It’s important to be skeptical of attempts to simplify these kinds of findings as evidence for the brain’s “buy button”, or “approval meter.” Dopaminergic brain systems evolved to help their owners anticipate, forage, and act in the face of uncertainty, not predict trends in teenybopper stardom. Still, this study is among the most compelling in the nascent field of neuromarketing. It also helps to address critics of one of the field’s early eyebrow raising pledges: that a consumer’s brain might provide better information about future purchases than the consumer.
Similar to what others have seen, the authors of the teen song study found that experimental subjects were not skilled at predicting which songs would go on to become popular. This leads to something of a puzzle. How can a noisy, indirect, and heavily processed signal from the brain tell you more than asking someone “hey, do you like that song?”
The reasons are unclear, but there are many interesting possibilities. Of course, there’s always a chance this is due to some kind of methodological shortcoming. Maybe the questionnaires on song likability were poorly worded, or otherwise insufficient to elicit good guesses about a song’s future popularity. Another possibility is that we’re a bit dishonest with ourselves. When asked which songs we most like, we might bow to perceived expectations, for example, downplaying our embarrassing inner rapture over Justin Bieber, or overstating our enjoyment of Miles Davis.

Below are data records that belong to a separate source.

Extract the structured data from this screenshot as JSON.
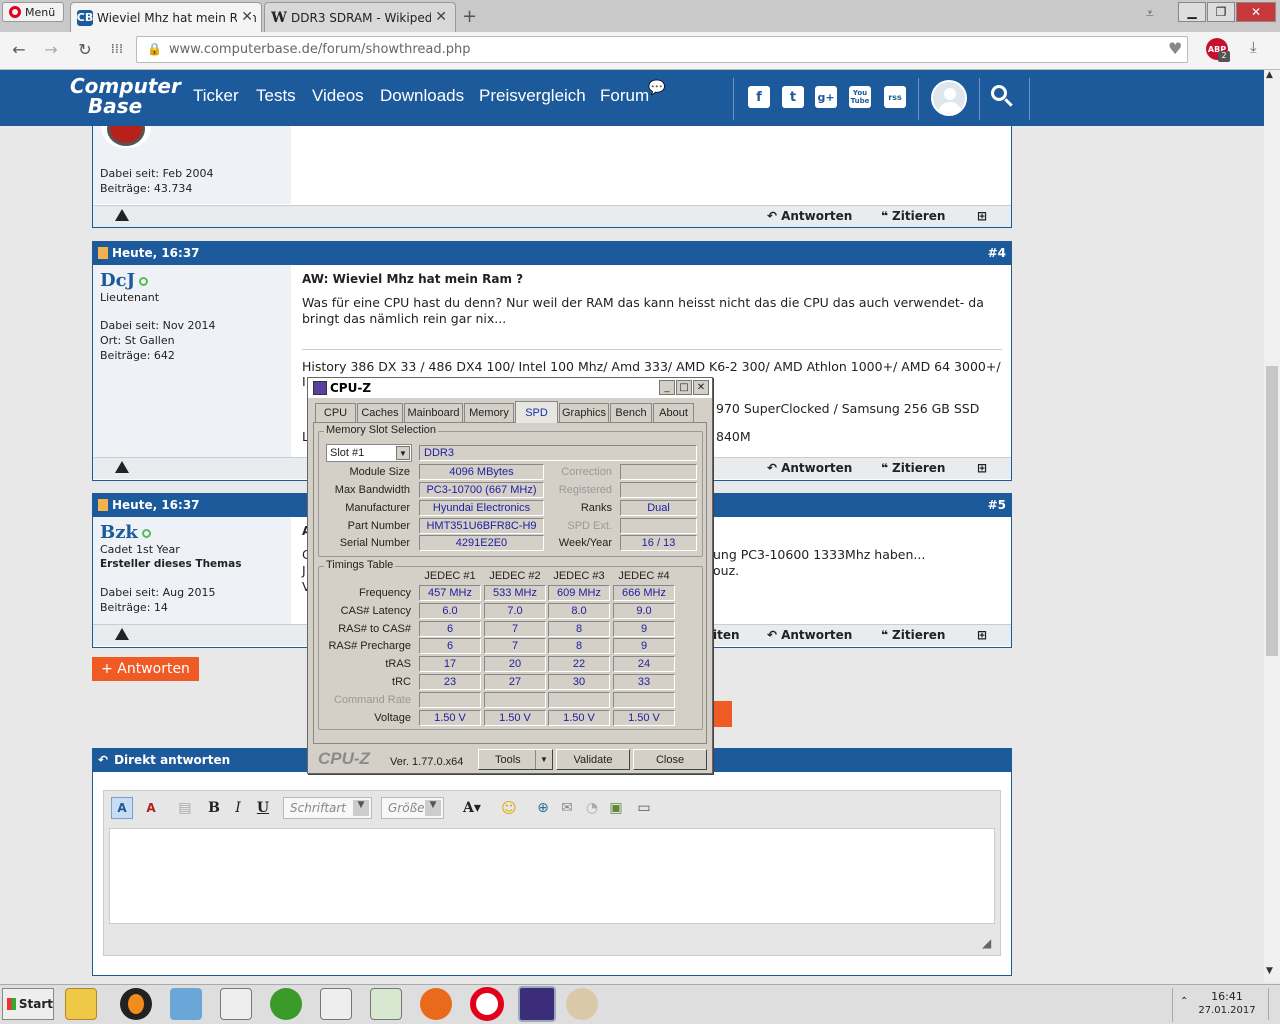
{
  "browser": {
    "menu_label": "Menü",
    "tabs": [
      {
        "title": "Wieviel Mhz hat mein Ram ?",
        "fav": "CB"
      },
      {
        "title": "DDR3 SDRAM - Wikipedia",
        "fav": "W"
      }
    ],
    "new_tab": "+",
    "url": "www.computerbase.de/forum/showthread.php",
    "adblock_badge": "ABP",
    "adblock_count": "2"
  },
  "site": {
    "logo_line1": "Computer",
    "logo_line2": "Base",
    "nav": [
      "Ticker",
      "Tests",
      "Videos",
      "Downloads",
      "Preisvergleich",
      "Forum"
    ],
    "social": [
      "f",
      "t",
      "g+",
      "You Tube",
      "rss"
    ]
  },
  "posts": {
    "prev": {
      "joined": "Dabei seit: Feb 2004",
      "count": "Beiträge: 43.734"
    },
    "p4": {
      "time": "Heute, 16:37",
      "num": "#4",
      "user": "DcJ",
      "rank": "Lieutenant",
      "joined": "Dabei seit: Nov 2014",
      "location": "Ort: St Gallen",
      "count": "Beiträge: 642",
      "title": "AW: Wieviel Mhz hat mein Ram ?",
      "body": "Was für eine CPU hast du denn? Nur weil der RAM das kann heisst nicht das die CPU das auch verwendet- da bringt das nämlich rein gar nix...",
      "sig1": "History 386 DX 33 / 486 DX4 100/ Intel 100 Mhz/ Amd 333/ AMD K6-2 300/ AMD Athlon 1000+/ AMD 64 3000+/",
      "sig1b": "I",
      "sig2": "970 SuperClocked / Samsung 256 GB SSD",
      "sig3a": "L",
      "sig3b": "840M"
    },
    "p5": {
      "time": "Heute, 16:37",
      "num": "#5",
      "user": "Bzk",
      "rank": "Cadet 1st Year",
      "starter": "Ersteller dieses Themas",
      "joined": "Dabei seit: Aug 2015",
      "count": "Beiträge: 14",
      "frag_title": "A",
      "frag1": "ung PC3-10600 1333Mhz haben...",
      "frag1a": "C",
      "frag2": "ouz.",
      "frag2a": "J",
      "frag3a": "V"
    },
    "reply": "Antworten",
    "quote": "Zitieren",
    "reply_partial": "iten",
    "answer_btn": "+ Antworten"
  },
  "quick_reply": {
    "title": "Direkt antworten",
    "font_placeholder": "Schriftart",
    "size_placeholder": "Größe"
  },
  "cpuz": {
    "title": "CPU-Z",
    "tabs": [
      "CPU",
      "Caches",
      "Mainboard",
      "Memory",
      "SPD",
      "Graphics",
      "Bench",
      "About"
    ],
    "active_tab": "SPD",
    "slot_group": "Memory Slot Selection",
    "slot": "Slot #1",
    "type": "DDR3",
    "labels": {
      "module_size": "Module Size",
      "max_bandwidth": "Max Bandwidth",
      "manufacturer": "Manufacturer",
      "part_number": "Part Number",
      "serial_number": "Serial Number",
      "correction": "Correction",
      "registered": "Registered",
      "ranks": "Ranks",
      "spd_ext": "SPD Ext.",
      "week_year": "Week/Year"
    },
    "values": {
      "module_size": "4096 MBytes",
      "max_bandwidth": "PC3-10700 (667 MHz)",
      "manufacturer": "Hyundai Electronics",
      "part_number": "HMT351U6BFR8C-H9",
      "serial_number": "4291E2E0",
      "ranks": "Dual",
      "week_year": "16 / 13"
    },
    "timings_group": "Timings Table",
    "jedec_headers": [
      "JEDEC #1",
      "JEDEC #2",
      "JEDEC #3",
      "JEDEC #4"
    ],
    "timing_rows": [
      {
        "label": "Frequency",
        "values": [
          "457 MHz",
          "533 MHz",
          "609 MHz",
          "666 MHz"
        ]
      },
      {
        "label": "CAS# Latency",
        "values": [
          "6.0",
          "7.0",
          "8.0",
          "9.0"
        ]
      },
      {
        "label": "RAS# to CAS#",
        "values": [
          "6",
          "7",
          "8",
          "9"
        ]
      },
      {
        "label": "RAS# Precharge",
        "values": [
          "6",
          "7",
          "8",
          "9"
        ]
      },
      {
        "label": "tRAS",
        "values": [
          "17",
          "20",
          "22",
          "24"
        ]
      },
      {
        "label": "tRC",
        "values": [
          "23",
          "27",
          "30",
          "33"
        ]
      },
      {
        "label": "Command Rate",
        "values": [
          "",
          "",
          "",
          ""
        ]
      },
      {
        "label": "Voltage",
        "values": [
          "1.50 V",
          "1.50 V",
          "1.50 V",
          "1.50 V"
        ]
      }
    ],
    "brand": "CPU-Z",
    "version": "Ver. 1.77.0.x64",
    "tools": "Tools",
    "validate": "Validate",
    "close": "Close"
  },
  "taskbar": {
    "start": "Start",
    "time": "16:41",
    "date": "27.01.2017"
  },
  "colors": {
    "brand": "#1d5a9c",
    "orange": "#f05a24",
    "cpuz_value": "#2020a0"
  }
}
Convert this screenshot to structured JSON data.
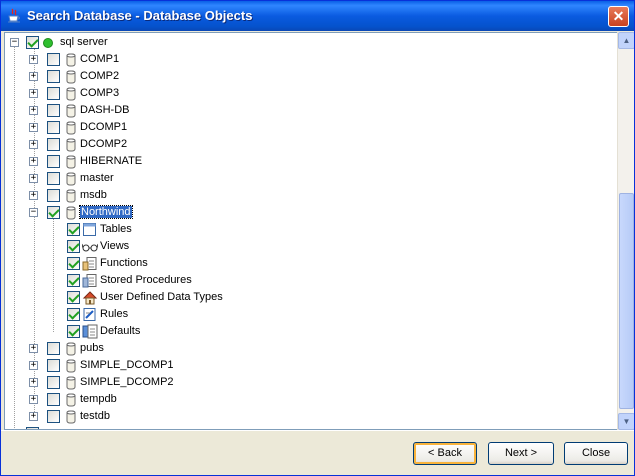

Alternatively, the problem may not be willful dishonesty, but rather simple ignorance about what goes on in our brains. There could just be a complex array of so-called ‘metacognitive’ processes intervening between the raw, visceral assessment of a song and our report of whether we like it. Enjoying a song in the moment -- which the study examined – may be relatively simple but hidden to self interrogation. By contrast, making a case, even implicitly, that you like or dislike a song probably makes additional demands on cognitive systems for memory (does this sound like other things I like?) and forecasting (is this a cool, potentially popular riff, or just weird?). For someone in the business of predicting a hit, all of this ‘thinking about liking’ may just be noise.
Which raises yet another, admittedly speculative, possibility. Perhaps songs or other pop culture ideas don’t necessarily become popular because they’re likable by some common, aesthetic criteria that can be easily articulated. It may be that what was observed in the brain scans collected by Bern and Moore wasn’t so much a correlate of pleasure, or intrigue, but something more like ‘catchiness.’ If that’s the case, we may have been given a glimpse of new ideas and memes, just starting to take hold in the brain.
Are you a scientist who specializes in neuroscience, cognitive science, or psychology? And have you read a recent peer-reviewed paper that you would like to write about? Please send suggestions to Mind Matters editor Gareth Cook, a Pulitzer prize-winning journalist at the Boston Globe. He can be reached at garethideas AT gmail.com or Twitter @garethideas.